*** Data extracts Section Begins ***

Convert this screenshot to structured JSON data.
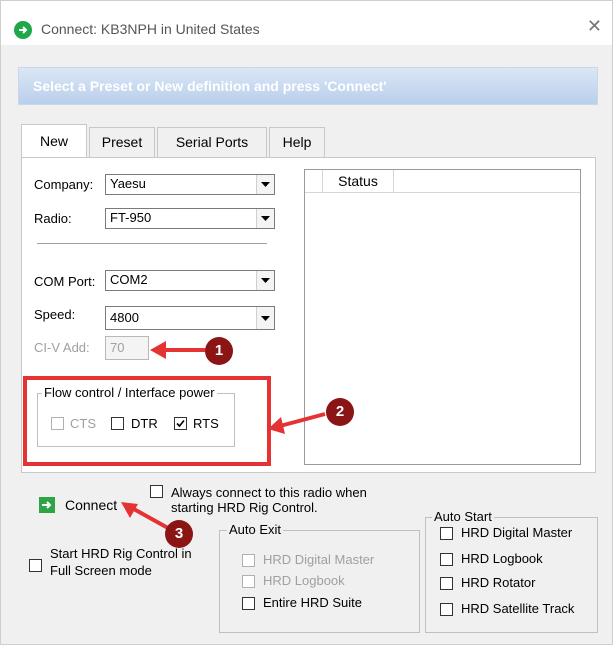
{
  "window": {
    "title": "Connect: KB3NPH in United States",
    "close_glyph": "✕"
  },
  "banner": {
    "text": "Select a Preset or New definition and press 'Connect'"
  },
  "tabs": [
    {
      "label": "New",
      "active": true
    },
    {
      "label": "Preset",
      "active": false
    },
    {
      "label": "Serial Ports",
      "active": false
    },
    {
      "label": "Help",
      "active": false
    }
  ],
  "form": {
    "company_label": "Company:",
    "company_value": "Yaesu",
    "radio_label": "Radio:",
    "radio_value": "FT-950",
    "com_label": "COM Port:",
    "com_value": "COM2",
    "speed_label": "Speed:",
    "speed_value": "4800",
    "civ_label": "CI-V Add:",
    "civ_value": "70"
  },
  "flow_control": {
    "title": "Flow control / Interface power",
    "items": [
      {
        "label": "CTS",
        "checked": false,
        "enabled": false
      },
      {
        "label": "DTR",
        "checked": false,
        "enabled": true
      },
      {
        "label": "RTS",
        "checked": true,
        "enabled": true
      }
    ]
  },
  "status": {
    "column_label": "Status"
  },
  "connect": {
    "button_label": "Connect",
    "always_connect_line1": "Always connect to this radio when",
    "always_connect_line2": "starting HRD Rig Control.",
    "fullscreen_line1": "Start HRD Rig Control in",
    "fullscreen_line2": "Full Screen mode"
  },
  "auto_exit": {
    "title": "Auto Exit",
    "items": [
      {
        "label": "HRD Digital Master",
        "checked": false,
        "enabled": false
      },
      {
        "label": "HRD Logbook",
        "checked": false,
        "enabled": false
      },
      {
        "label": "Entire HRD Suite",
        "checked": false,
        "enabled": true
      }
    ]
  },
  "auto_start": {
    "title": "Auto Start",
    "items": [
      {
        "label": "HRD Digital Master",
        "checked": false
      },
      {
        "label": "HRD Logbook",
        "checked": false
      },
      {
        "label": "HRD Rotator",
        "checked": false
      },
      {
        "label": "HRD Satellite Track",
        "checked": false
      }
    ]
  },
  "annotations": {
    "marker1": "1",
    "marker2": "2",
    "marker3": "3"
  },
  "colors": {
    "annotation_red": "#e53333",
    "marker_fill": "#8b1414",
    "banner_blue": "#b9cfeb",
    "go_green": "#2ea446"
  }
}
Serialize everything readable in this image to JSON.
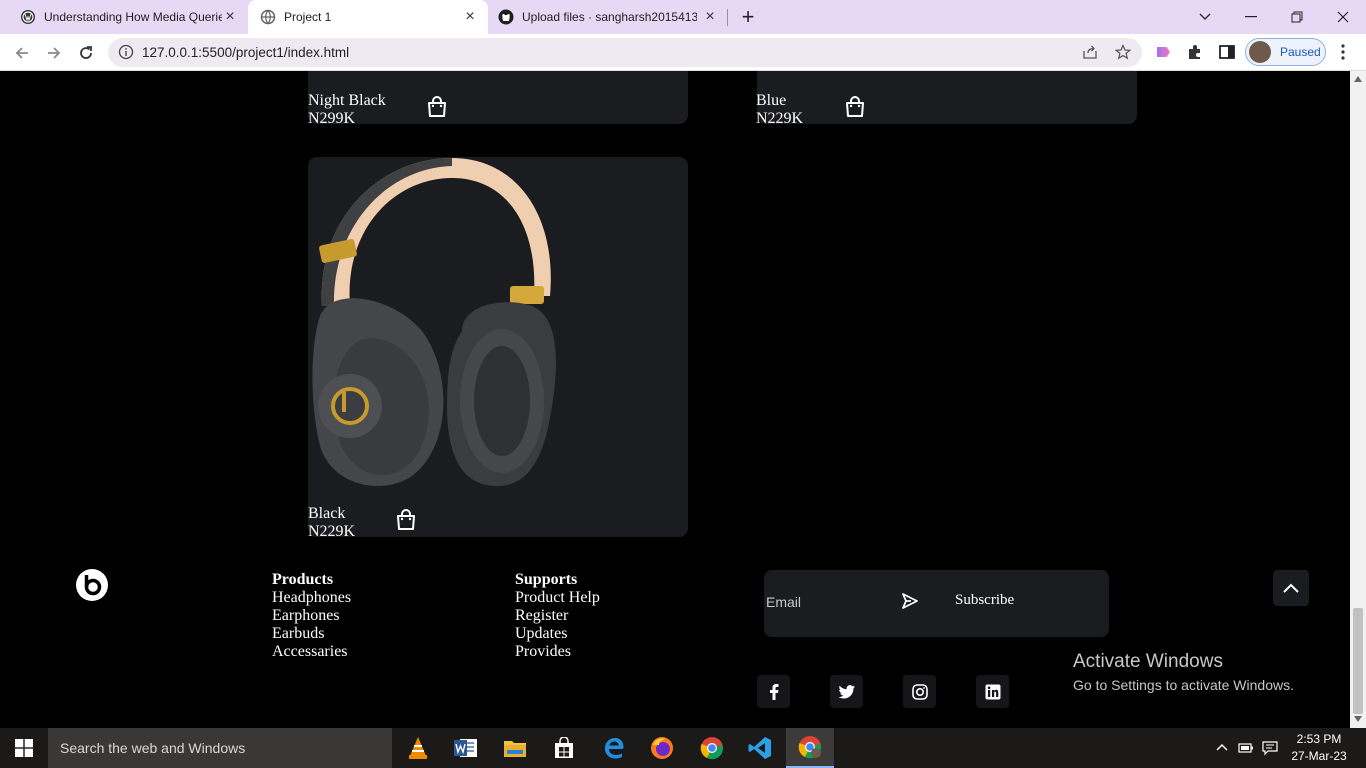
{
  "browser": {
    "tabs": [
      {
        "title": "Understanding How Media Querie",
        "active": false
      },
      {
        "title": "Project 1",
        "active": true
      },
      {
        "title": "Upload files · sangharsh2015413/",
        "active": false
      }
    ],
    "url": "127.0.0.1:5500/project1/index.html",
    "profile_status": "Paused"
  },
  "products": [
    {
      "name": "Night Black",
      "price": "N299K"
    },
    {
      "name": "Blue",
      "price": "N229K"
    },
    {
      "name": "Black",
      "price": "N229K"
    }
  ],
  "footer": {
    "columns": [
      {
        "heading": "Products",
        "links": [
          "Headphones",
          "Earphones",
          "Earbuds",
          "Accessaries"
        ]
      },
      {
        "heading": "Supports",
        "links": [
          "Product Help",
          "Register",
          "Updates",
          "Provides"
        ]
      }
    ],
    "subscribe": {
      "placeholder": "Email",
      "button_label": "Subscribe"
    },
    "social": [
      "facebook-icon",
      "twitter-icon",
      "instagram-icon",
      "linkedin-icon"
    ]
  },
  "watermark": {
    "title": "Activate Windows",
    "subtitle": "Go to Settings to activate Windows."
  },
  "taskbar": {
    "search_placeholder": "Search the web and Windows",
    "time": "2:53 PM",
    "date": "27-Mar-23"
  },
  "colors": {
    "card_bg": "#1b1c1f",
    "page_bg": "#000000",
    "tabbar_bg": "#e7d8f5"
  }
}
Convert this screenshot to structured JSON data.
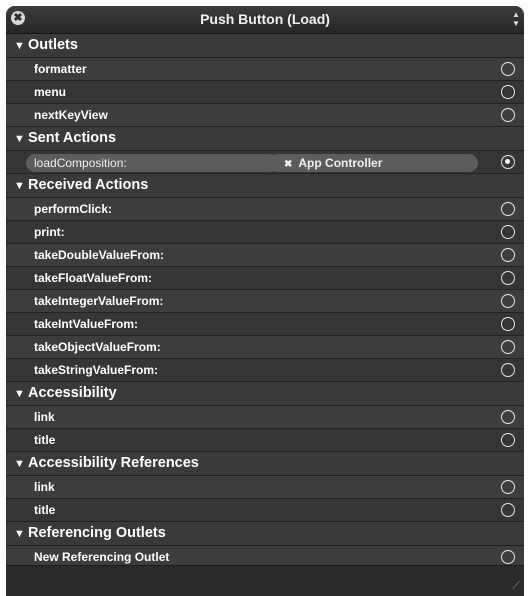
{
  "window": {
    "title": "Push Button (Load)",
    "close_icon": "✖",
    "popup_icon": "↕"
  },
  "sections": [
    {
      "title": "Outlets",
      "rows": [
        {
          "label": "formatter",
          "connected": false
        },
        {
          "label": "menu",
          "connected": false
        },
        {
          "label": "nextKeyView",
          "connected": false
        }
      ]
    },
    {
      "title": "Sent Actions",
      "rows": [
        {
          "label": "loadComposition:",
          "connected": true,
          "target": "App Controller"
        }
      ]
    },
    {
      "title": "Received Actions",
      "rows": [
        {
          "label": "performClick:",
          "connected": false
        },
        {
          "label": "print:",
          "connected": false
        },
        {
          "label": "takeDoubleValueFrom:",
          "connected": false
        },
        {
          "label": "takeFloatValueFrom:",
          "connected": false
        },
        {
          "label": "takeIntegerValueFrom:",
          "connected": false
        },
        {
          "label": "takeIntValueFrom:",
          "connected": false
        },
        {
          "label": "takeObjectValueFrom:",
          "connected": false
        },
        {
          "label": "takeStringValueFrom:",
          "connected": false
        }
      ]
    },
    {
      "title": "Accessibility",
      "rows": [
        {
          "label": "link",
          "connected": false
        },
        {
          "label": "title",
          "connected": false
        }
      ]
    },
    {
      "title": "Accessibility References",
      "rows": [
        {
          "label": "link",
          "connected": false
        },
        {
          "label": "title",
          "connected": false
        }
      ]
    },
    {
      "title": "Referencing Outlets",
      "rows": [
        {
          "label": "New Referencing Outlet",
          "connected": false
        }
      ]
    }
  ],
  "icons": {
    "section_toggle": "triangle-down-icon",
    "disconnect": "x-icon",
    "connection_point": "radio-circle-icon"
  },
  "colors": {
    "panel_bg": "#2b2b2b",
    "section_header_bg": "#3a3a3a",
    "row_alt_bg": "#3d3d3d",
    "connection_pill": "#5c5c5c"
  }
}
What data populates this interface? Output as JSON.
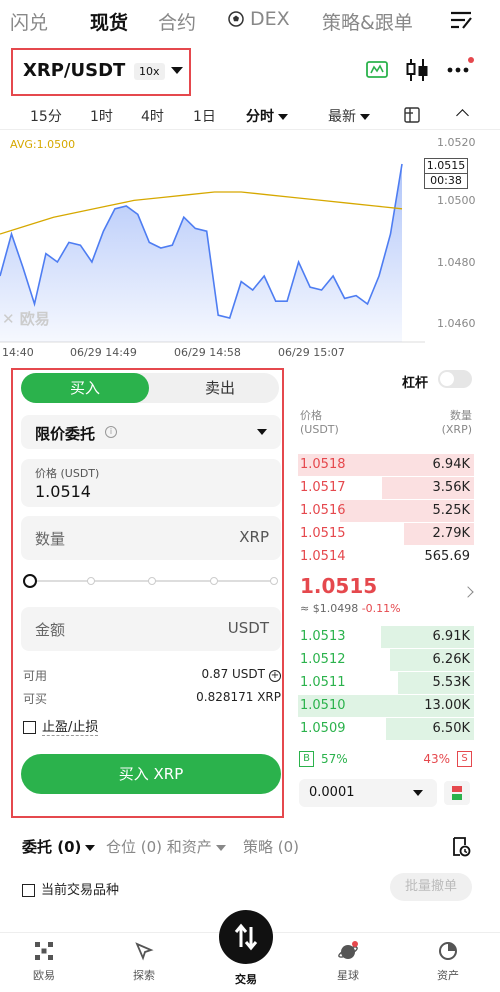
{
  "topnav": {
    "items": [
      "闪兑",
      "现货",
      "合约",
      "DEX",
      "策略&跟单"
    ],
    "active_index": 1
  },
  "pair": {
    "name": "XRP/USDT",
    "leverage": "10x"
  },
  "intervals": {
    "items": [
      "15分",
      "1时",
      "4时",
      "1日"
    ],
    "mode": "分时",
    "sort": "最新"
  },
  "chart": {
    "avg_label": "AVG:1.0500",
    "current_price": "1.0515",
    "countdown": "00:38",
    "watermark": "欧易"
  },
  "chart_data": {
    "type": "line",
    "x_labels": [
      "14:40",
      "06/29 14:49",
      "06/29 14:58",
      "06/29 15:07"
    ],
    "y_ticks": [
      "1.0520",
      "1.0500",
      "1.0480",
      "1.0460"
    ],
    "ylim": [
      1.0455,
      1.0525
    ],
    "series": [
      {
        "values": [
          1.0475,
          1.049,
          1.0478,
          1.0465,
          1.0483,
          1.048,
          1.0487,
          1.0486,
          1.048,
          1.0491,
          1.0499,
          1.05,
          1.0497,
          1.0487,
          1.0485,
          1.0486,
          1.0496,
          1.0492,
          1.0491,
          1.0461,
          1.046,
          1.0473,
          1.047,
          1.0475,
          1.0466,
          1.0466,
          1.048,
          1.0471,
          1.047,
          1.0475,
          1.0467,
          1.0468,
          1.0465,
          1.0475,
          1.049,
          1.0515
        ]
      },
      {
        "values": [
          1.049,
          1.0493,
          1.0496,
          1.0498,
          1.05,
          1.0502,
          1.0503,
          1.0504,
          1.0505,
          1.0505,
          1.0504,
          1.0503,
          1.0502,
          1.0501,
          1.05,
          1.0499
        ]
      }
    ]
  },
  "trade": {
    "tab_buy": "买入",
    "tab_sell": "卖出",
    "order_type": "限价委托",
    "price_caption": "价格 (USDT)",
    "price_value": "1.0514",
    "qty_placeholder": "数量",
    "qty_unit": "XRP",
    "amount_placeholder": "金额",
    "amount_unit": "USDT",
    "available_label": "可用",
    "available_value": "0.87 USDT",
    "can_buy_label": "可买",
    "can_buy_value": "0.828171 XRP",
    "tpsl_label": "止盈/止损",
    "buy_button": "买入 XRP"
  },
  "orderbook": {
    "leverage_label": "杠杆",
    "price_header": "价格",
    "price_header_unit": "(USDT)",
    "qty_header": "数量",
    "qty_header_unit": "(XRP)",
    "asks": [
      {
        "price": "1.0518",
        "qty": "6.94K",
        "depth": 1.0
      },
      {
        "price": "1.0517",
        "qty": "3.56K",
        "depth": 0.52
      },
      {
        "price": "1.0516",
        "qty": "5.25K",
        "depth": 0.76
      },
      {
        "price": "1.0515",
        "qty": "2.79K",
        "depth": 0.4
      },
      {
        "price": "1.0514",
        "qty": "565.69",
        "depth": 0.0
      }
    ],
    "last_price": "1.0515",
    "last_usd": "≈ $1.0498",
    "last_change": "-0.11%",
    "bids": [
      {
        "price": "1.0513",
        "qty": "6.91K",
        "depth": 0.53
      },
      {
        "price": "1.0512",
        "qty": "6.26K",
        "depth": 0.48
      },
      {
        "price": "1.0511",
        "qty": "5.53K",
        "depth": 0.43
      },
      {
        "price": "1.0510",
        "qty": "13.00K",
        "depth": 1.0
      },
      {
        "price": "1.0509",
        "qty": "6.50K",
        "depth": 0.5
      }
    ],
    "buy_pct": "57%",
    "sell_pct": "43%",
    "buy_letter": "B",
    "sell_letter": "S",
    "depth_value": "0.0001"
  },
  "orders": {
    "tabs": [
      "委托 (0)",
      "仓位 (0) 和资产",
      "策略 (0)"
    ],
    "current_pair_label": "当前交易品种",
    "cancel_all": "批量撤单"
  },
  "bottomnav": {
    "items": [
      "欧易",
      "探索",
      "交易",
      "星球",
      "资产"
    ]
  },
  "colors": {
    "buy": "#2bb24c",
    "sell": "#e5484d",
    "avg": "#d6a800",
    "line": "#4e7df2"
  }
}
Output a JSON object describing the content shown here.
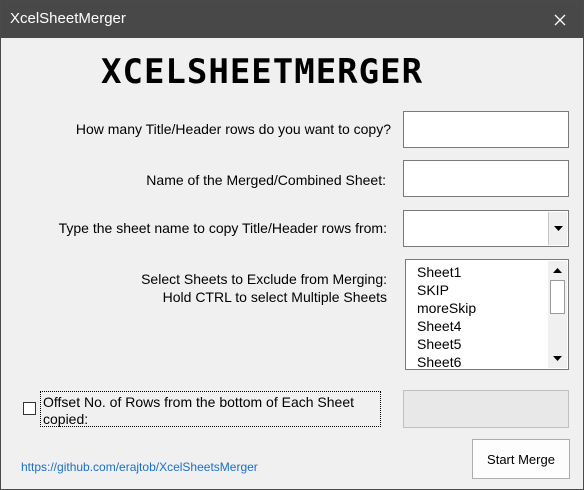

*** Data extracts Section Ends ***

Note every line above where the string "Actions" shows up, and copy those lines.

Solved exercise
      "title": "Sent Actions",
      "title": "Received Actions",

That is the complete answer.